02:00 AM Aug. 26, 2002 PT
The history of the Internet is filled with stories about companies that tried to make a positive change in the world and ended up failing miserably.
And then there are online term-paper sites. Despite inspiring nothing but scorn from educators, purveyors of collegiate prose are finding life on the dark side of online commerce quite lucrative.
"They're the only ones besides casinos or porn really making money on the Internet," said Kenny Sahr, founder of SchoolSucks.com, a free homework site that makes money posting ads for fee-charging term paper providers. If his advertising customers are any indication, Sahr said, online term-paper mills are weathering the dot-com bust remarkably well.
With the new school year about to begin, research paper companies are gearing up for peak season. It appears academicians' attempts to eradicate these hotbeds of plagiarism have done little to stifle their growth.

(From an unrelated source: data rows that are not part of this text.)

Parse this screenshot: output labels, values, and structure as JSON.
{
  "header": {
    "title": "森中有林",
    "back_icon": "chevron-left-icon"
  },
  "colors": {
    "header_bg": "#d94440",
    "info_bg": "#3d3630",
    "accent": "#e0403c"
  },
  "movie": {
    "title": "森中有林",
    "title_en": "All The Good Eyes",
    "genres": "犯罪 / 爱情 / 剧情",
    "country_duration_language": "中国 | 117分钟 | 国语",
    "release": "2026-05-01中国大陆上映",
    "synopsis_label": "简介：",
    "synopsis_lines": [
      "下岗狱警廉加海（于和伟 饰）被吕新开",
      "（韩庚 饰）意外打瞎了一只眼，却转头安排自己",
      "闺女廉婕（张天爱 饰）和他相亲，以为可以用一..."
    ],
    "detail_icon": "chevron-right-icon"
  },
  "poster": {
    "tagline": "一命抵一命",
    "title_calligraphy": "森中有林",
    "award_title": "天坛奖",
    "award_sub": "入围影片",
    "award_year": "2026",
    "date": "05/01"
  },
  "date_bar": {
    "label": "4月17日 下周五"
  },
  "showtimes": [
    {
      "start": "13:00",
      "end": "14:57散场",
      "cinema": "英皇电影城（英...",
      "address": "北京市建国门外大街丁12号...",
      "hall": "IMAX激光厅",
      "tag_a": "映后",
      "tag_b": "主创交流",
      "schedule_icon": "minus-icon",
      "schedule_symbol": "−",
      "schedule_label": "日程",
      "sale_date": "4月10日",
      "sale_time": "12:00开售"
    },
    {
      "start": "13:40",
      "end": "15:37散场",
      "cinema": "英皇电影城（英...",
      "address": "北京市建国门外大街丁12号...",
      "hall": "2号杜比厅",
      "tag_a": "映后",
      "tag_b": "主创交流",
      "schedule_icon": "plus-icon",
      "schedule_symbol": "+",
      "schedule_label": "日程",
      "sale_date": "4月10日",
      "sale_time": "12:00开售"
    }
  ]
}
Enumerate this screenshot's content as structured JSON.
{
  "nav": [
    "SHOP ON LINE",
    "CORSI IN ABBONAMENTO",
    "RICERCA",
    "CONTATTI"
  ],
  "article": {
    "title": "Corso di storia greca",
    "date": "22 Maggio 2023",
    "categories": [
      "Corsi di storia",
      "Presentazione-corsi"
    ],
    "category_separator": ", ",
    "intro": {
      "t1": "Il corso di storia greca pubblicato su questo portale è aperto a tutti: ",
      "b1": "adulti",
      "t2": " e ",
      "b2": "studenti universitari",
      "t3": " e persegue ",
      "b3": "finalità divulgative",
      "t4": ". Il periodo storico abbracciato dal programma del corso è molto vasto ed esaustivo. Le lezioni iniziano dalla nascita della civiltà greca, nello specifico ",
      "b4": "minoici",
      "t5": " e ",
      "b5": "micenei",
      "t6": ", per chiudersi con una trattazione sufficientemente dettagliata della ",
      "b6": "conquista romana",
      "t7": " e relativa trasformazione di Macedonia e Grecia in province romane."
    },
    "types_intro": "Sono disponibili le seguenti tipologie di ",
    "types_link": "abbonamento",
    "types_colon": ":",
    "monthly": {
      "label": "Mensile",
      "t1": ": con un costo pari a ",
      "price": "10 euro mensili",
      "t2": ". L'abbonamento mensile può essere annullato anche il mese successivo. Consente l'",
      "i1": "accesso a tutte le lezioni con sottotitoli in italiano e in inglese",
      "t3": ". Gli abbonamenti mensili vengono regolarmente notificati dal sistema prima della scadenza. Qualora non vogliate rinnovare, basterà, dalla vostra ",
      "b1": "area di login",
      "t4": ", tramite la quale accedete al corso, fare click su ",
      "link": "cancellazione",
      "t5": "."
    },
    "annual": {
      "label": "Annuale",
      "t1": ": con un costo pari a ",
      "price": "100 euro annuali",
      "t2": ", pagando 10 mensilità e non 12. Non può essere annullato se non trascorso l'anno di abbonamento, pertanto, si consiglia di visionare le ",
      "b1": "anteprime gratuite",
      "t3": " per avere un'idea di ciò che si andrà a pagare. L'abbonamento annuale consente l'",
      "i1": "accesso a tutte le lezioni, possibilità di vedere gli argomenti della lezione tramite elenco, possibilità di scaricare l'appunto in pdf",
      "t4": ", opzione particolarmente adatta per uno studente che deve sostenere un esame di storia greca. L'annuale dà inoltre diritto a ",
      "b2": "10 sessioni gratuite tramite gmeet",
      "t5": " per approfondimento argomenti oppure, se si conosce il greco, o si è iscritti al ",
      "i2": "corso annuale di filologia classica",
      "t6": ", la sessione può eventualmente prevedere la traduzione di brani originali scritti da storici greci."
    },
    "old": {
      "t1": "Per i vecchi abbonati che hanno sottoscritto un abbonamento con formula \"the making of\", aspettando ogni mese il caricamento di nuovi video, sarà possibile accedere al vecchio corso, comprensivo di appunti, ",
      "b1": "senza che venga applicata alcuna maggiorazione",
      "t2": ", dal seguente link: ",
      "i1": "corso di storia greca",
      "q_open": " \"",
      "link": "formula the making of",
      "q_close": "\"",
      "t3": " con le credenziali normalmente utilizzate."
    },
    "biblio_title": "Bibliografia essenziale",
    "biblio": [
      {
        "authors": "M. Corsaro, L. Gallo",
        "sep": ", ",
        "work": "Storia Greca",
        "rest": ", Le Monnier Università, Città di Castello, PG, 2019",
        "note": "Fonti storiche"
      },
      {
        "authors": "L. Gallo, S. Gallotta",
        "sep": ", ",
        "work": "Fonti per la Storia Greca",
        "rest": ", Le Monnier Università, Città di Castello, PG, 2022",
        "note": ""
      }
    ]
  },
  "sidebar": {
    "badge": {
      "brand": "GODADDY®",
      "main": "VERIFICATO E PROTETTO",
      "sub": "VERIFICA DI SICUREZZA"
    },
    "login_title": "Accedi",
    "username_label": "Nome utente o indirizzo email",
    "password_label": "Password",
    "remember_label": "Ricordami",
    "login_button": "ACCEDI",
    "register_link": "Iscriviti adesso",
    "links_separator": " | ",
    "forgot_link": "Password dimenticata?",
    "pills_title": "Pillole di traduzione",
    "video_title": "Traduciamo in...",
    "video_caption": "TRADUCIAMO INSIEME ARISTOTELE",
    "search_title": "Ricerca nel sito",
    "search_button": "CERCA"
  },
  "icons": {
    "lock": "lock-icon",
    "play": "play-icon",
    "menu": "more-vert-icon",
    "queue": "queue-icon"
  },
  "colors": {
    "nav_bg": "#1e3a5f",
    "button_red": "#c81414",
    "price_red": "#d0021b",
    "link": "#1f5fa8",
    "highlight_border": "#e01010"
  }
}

SchoolSucks is no exception. Although the 6-year-old site hasn't made him rich, Sahr says it does provide enough money "to pay for my habits" and doesn't require full-time work. He runs the site with a staff of two, each working out of their homes and periodically holding meetings on a beach in Tel Aviv, where the operation is based.
Sahr attributes the site's longevity largely to the fact that it gets its material for free, mostly through submissions from students. This keeps the cost of running the business quite low.
SchoolSucks draws about 10,000 unique visitors on a typical day and has been growing steadily, Sahr said.
Meanwhile, traffic to competing sites isn't slowing either.
"I don't think we've had a year so far where we haven't grown," said Jared Silvermintz, college student and co-founder of Genius Papers. The site, which Silvermintz started as a junior in high school six years ago, charges $20 for a one-year subscription to a soon-to-be-upgraded database that he says will contain more than 40,000 papers.
Silvermintz says he's probably sold more than 20,000 subscriptions in the six years he and his partner, Josh Levy, have been running the site.
Naturally, such success stories are anathema to educators, who had trouble enough fighting plagiarism before the Internet began tempting cheaters. Although nearly all paper sites urge students to use their materials for "research purposes only," it's an accepted fact in the business that not everyone follows the rules.
"The way we want people to use this is as a research database," Silvermintz said. "But as far as how it's actually used, I'm sure there's a ton of kids using it for plagiarism."
This basic truth is not lost on teachers. Over the past few years, educators have grown wise to cheaters' tactics, said Diane Waryold, executive director of the Center for Academic Integrity.
"It used to be that you would look at a sample of a student's work and you would get a gut feeling if it was more sophisticated than their standard of writing," Waryold said. "Now teachers will search through Google and they'll do a bit of investigation."
Waryold says academics are also changing the kind of assignments they give, looking for unique topics that are more difficult to plagiarize.
When all else fails, teachers also have an expanded array of tools they can use to crack down on plagiarism, such as Turnitin.com, a service that looks for similarities between student papers and previously published works.
Teachers are also among the more frequent visitors to the term-paper sites they so abhor. In a user survey conducted by SchoolSucks, 48 percent of visitors to the site identified themselves as teachers.
Presumably, most were using the site to weed out plagiarism in their classrooms, although Sahr says he also gets resumes from teachers interested in working as term-paper writers.
But unlike many other sites that provide custom papers, SchoolSucks doesn't pay for material. Thus, it provides little opportunity for out-of-work term-paper writers.
Sahr says students should also keep the free submission policy in mind before they consider copying a paper from his archives. Even if they don't get caught, it might not be the greatest academic move.
"It doesn't say on the papers 'A plus' or 'A minus' or anything. In fact, I think a lot of them stink," Sahr said.